Rarely does a new music app make me feel nervous. But as the TouchTunes product team swipes through their app’s redesigned interface and boasts about its new features, I realize I’m screwed. Put this thing on my phone and get a couple cocktails in me, and I’ll be blowing through my hard-earned disposable income in no time.
This is exactly what TouchTunes is hoping for. The company, whose Internet-connected jukeboxes sit in over 75,000 bars and restaurants worldwide, releases its newly overhauled mobile app today. With it, music-obsessed, bar-hopping millennial suckers like myself are going to open up our virtual wallets and start dropping dollar after dollar to fill our Friday nights with '80s R&B hits, '90s grunge classics, and whatever else suits our mood. And if the bar is packed, the quest for curatorial dominance gets even pricier: For an extra dollar, the "Play It Next" button pushes your song to the top of the queue.
With its new app, TouchTunes is making this game easier to play than ever. The update sheds the app’s stale design in favor of brighter colors, bigger typography, and an interface that removes every last obstacle between you and the songs you need to hear right that very moment. The location-aware map that loads first will show you nearby TouchTunes venues and ensure you’re checking into the right jukebox. With a large, prominent search bar and grid of album art displaying popular songs, it caters to picky playlisters and casual top 40 fans all within a few inches of screen real estate.
But here’s where things get dangerous: personalization and payments. TouchTunes now lets you sync your Spotify account or scan the music on your phone in order to teach the app what you like. If, like me, you’re an active Spotify user, syncing with TouchTunes gives the digital jukebox a thorough understanding of the artists, songs, and playlists you love, making it easier for the app to point you in the right direction. Suddenly, the task of trying to run down a list of your favorite jams in your head (or scrolling through hundreds of artists on a jukebox touchscreen) is eliminated. Just open the app, scroll through your favorites and hit play.
Of course, jukeboxes aren’t free. Ironically, in an age when people are less willing to pay to own music, many of us are still perfectly happy to drop a few dollars to hear a song in just the right social context. The previous version of the TouchTunes app allowed people to link up their credit card, making it easy to add new song credits without digging around for cash. That option still exists, but it’s joined by a new one: PayPal. Adding a PayPal button to an app isn’t a novel, groundbreaking concept. But in this case, it removes one more bit of friction: pulling out your credit card in a dimly lit bar and typing the numbers into your phone when you should be chatting with your friends. An integration with Apple Pay is reportedly in the works, too.
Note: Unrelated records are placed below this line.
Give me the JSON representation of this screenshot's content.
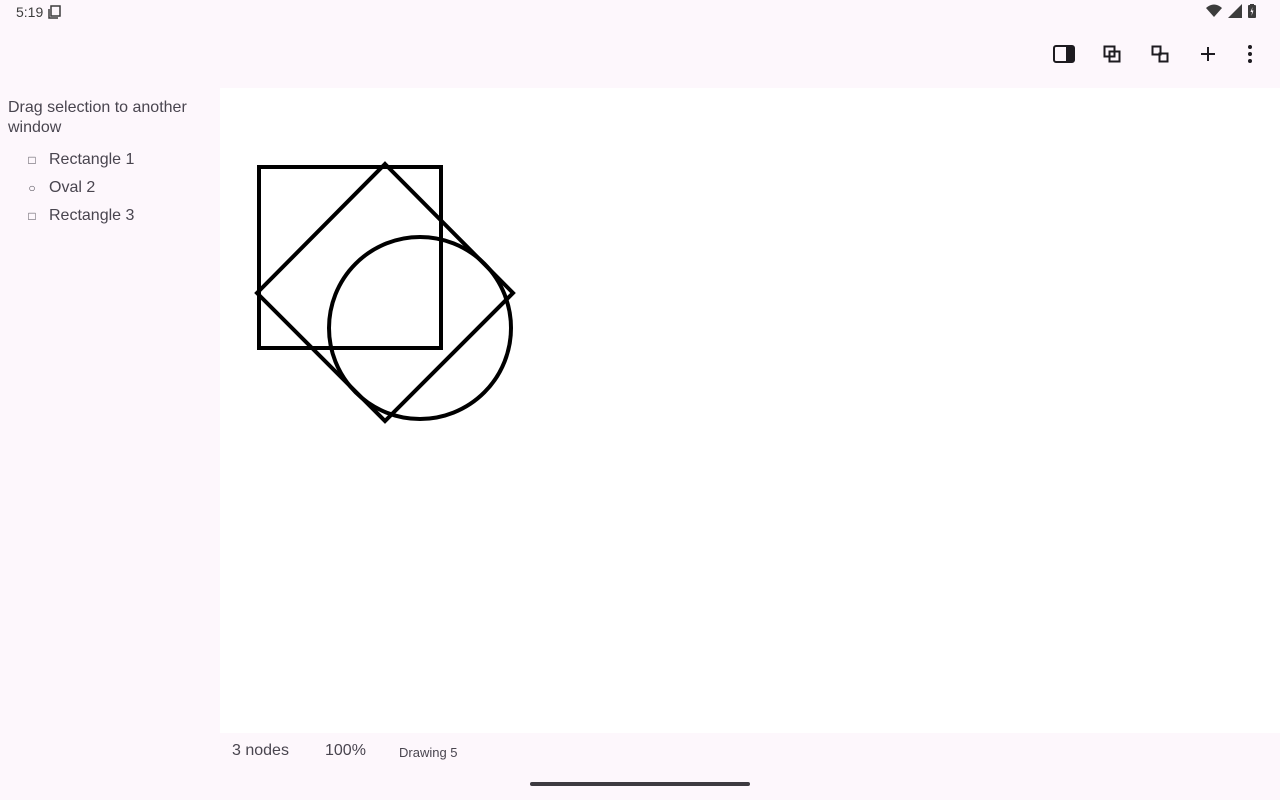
{
  "status_bar": {
    "time": "5:19",
    "icons": [
      "screen-icon",
      "wifi-icon",
      "signal-icon",
      "battery-icon"
    ]
  },
  "toolbar": {
    "buttons": [
      {
        "name": "toggle-panel-button",
        "icon": "side-panel-icon"
      },
      {
        "name": "group-button",
        "icon": "group-icon"
      },
      {
        "name": "ungroup-button",
        "icon": "ungroup-icon"
      },
      {
        "name": "add-button",
        "icon": "plus-icon"
      },
      {
        "name": "more-options-button",
        "icon": "more-vert-icon"
      }
    ]
  },
  "sidebar": {
    "hint": "Drag selection to another window",
    "nodes": [
      {
        "label": "Rectangle 1",
        "glyph": "□",
        "shape": "rectangle"
      },
      {
        "label": "Oval 2",
        "glyph": "○",
        "shape": "oval"
      },
      {
        "label": "Rectangle 3",
        "glyph": "□",
        "shape": "rectangle"
      }
    ]
  },
  "canvas": {
    "stroke_color": "#000000",
    "background": "#ffffff"
  },
  "status": {
    "node_count": "3 nodes",
    "zoom": "100%",
    "drawing_name": "Drawing 5"
  },
  "colors": {
    "surface": "#fdf7fc",
    "canvas": "#ffffff",
    "text": "#49454f"
  }
}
TouchTunes already boasts the distinction of being the biggest digital jukebox service in North America. However you feel about the influx of Internet-connected jukeboxes into neighborhood hangout spots, the trend isn’t likely to slow down, especially with user experience improvements like this one. But be careful. And remember: Friends don’t let friends go on a public Bieber binge.